↓↓↓

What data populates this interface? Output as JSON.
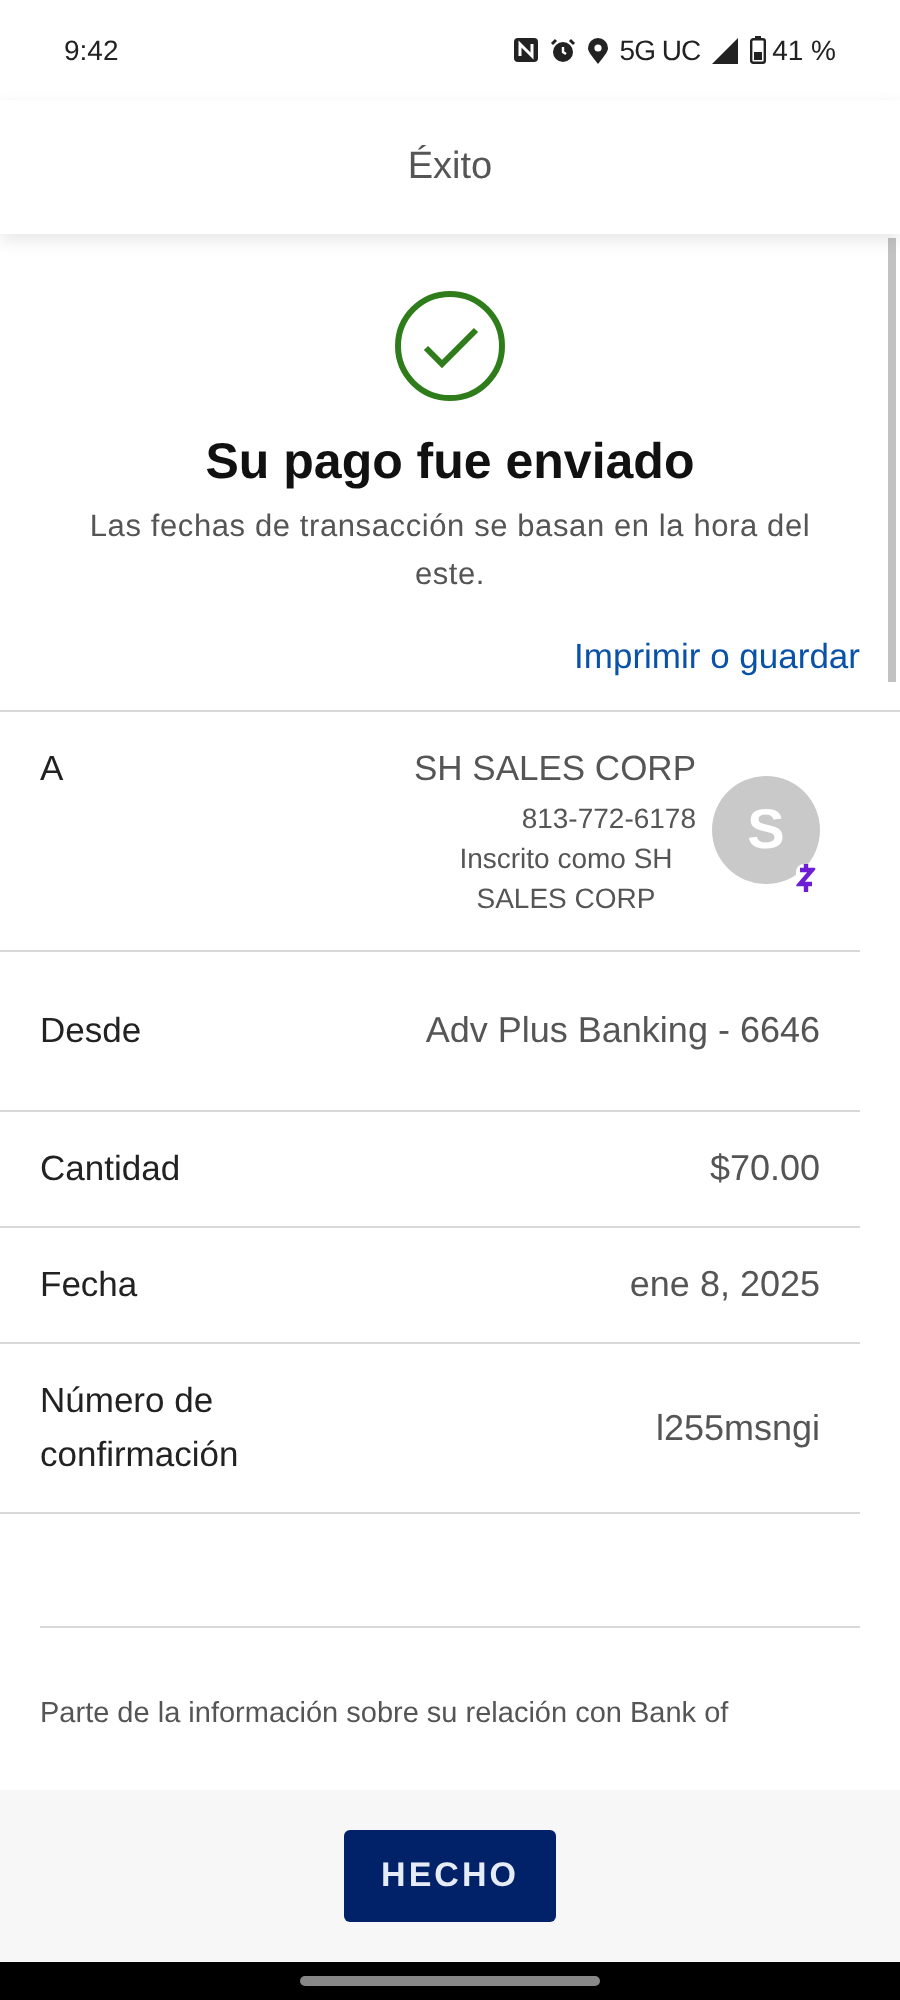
{
  "status_bar": {
    "time": "9:42",
    "network": "5G UC",
    "battery": "41 %"
  },
  "header": {
    "title": "Éxito"
  },
  "result": {
    "title": "Su pago fue enviado",
    "note": "Las fechas de transacción se basan en la hora del este.",
    "link": "Imprimir o guardar"
  },
  "recipient": {
    "label": "A",
    "name": "SH SALES CORP",
    "phone": "813-772-6178",
    "enrolled": "Inscrito como SH SALES CORP",
    "avatar": "S"
  },
  "details": [
    {
      "label": "Desde",
      "value": "Adv Plus Banking - 6646"
    },
    {
      "label": "Cantidad",
      "value": "$70.00"
    },
    {
      "label": "Fecha",
      "value": "ene 8, 2025"
    },
    {
      "label": "Número de confirmación",
      "value": "l255msngi"
    }
  ],
  "disclaimer": "Parte de la información sobre su relación con Bank of",
  "footer": {
    "button": "HECHO"
  }
}
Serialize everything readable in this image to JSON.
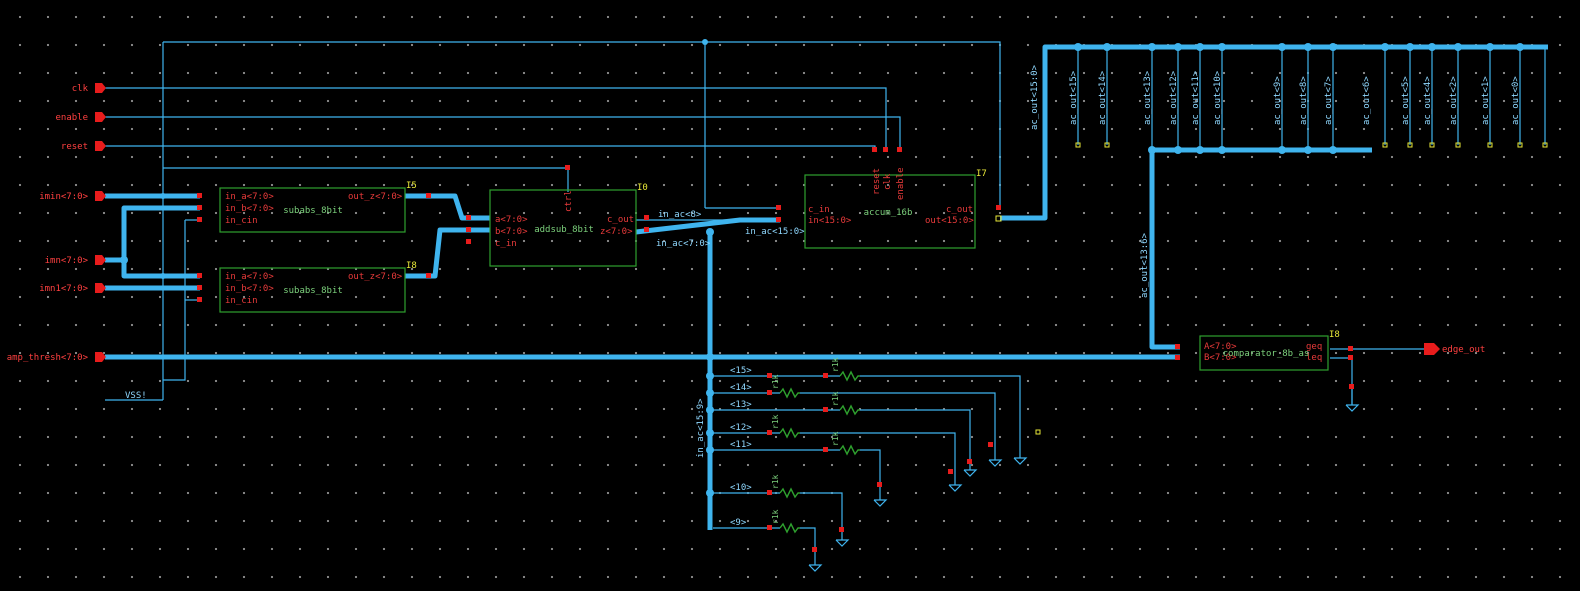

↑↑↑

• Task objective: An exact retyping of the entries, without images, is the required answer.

• Solution:
What data populates this interface? Output as JSON.
{
  "status_bar": {
    "time": "9:42",
    "network": "5G UC",
    "battery": "41 %"
  },
  "header": {
    "title": "Éxito"
  },
  "result": {
    "title": "Su pago fue enviado",
    "note": "Las fechas de transacción se basan en la hora del este.",
    "link": "Imprimir o guardar"
  },
  "recipient": {
    "label": "A",
    "name": "SH SALES CORP",
    "phone": "813-772-6178",
    "enrolled": "Inscrito como SH SALES CORP",
    "avatar": "S"
  },
  "details": [
    {
      "label": "Desde",
      "value": "Adv Plus Banking - 6646"
    },
    {
      "label": "Cantidad",
      "value": "$70.00"
    },
    {
      "label": "Fecha",
      "value": "ene 8, 2025"
    },
    {
      "label": "Número de confirmación",
      "value": "l255msngi"
    }
  ],
  "disclaimer": "Parte de la información sobre su relación con Bank of",
  "footer": {
    "button": "HECHO"
  }
}
Serialize everything readable in this image to JSON.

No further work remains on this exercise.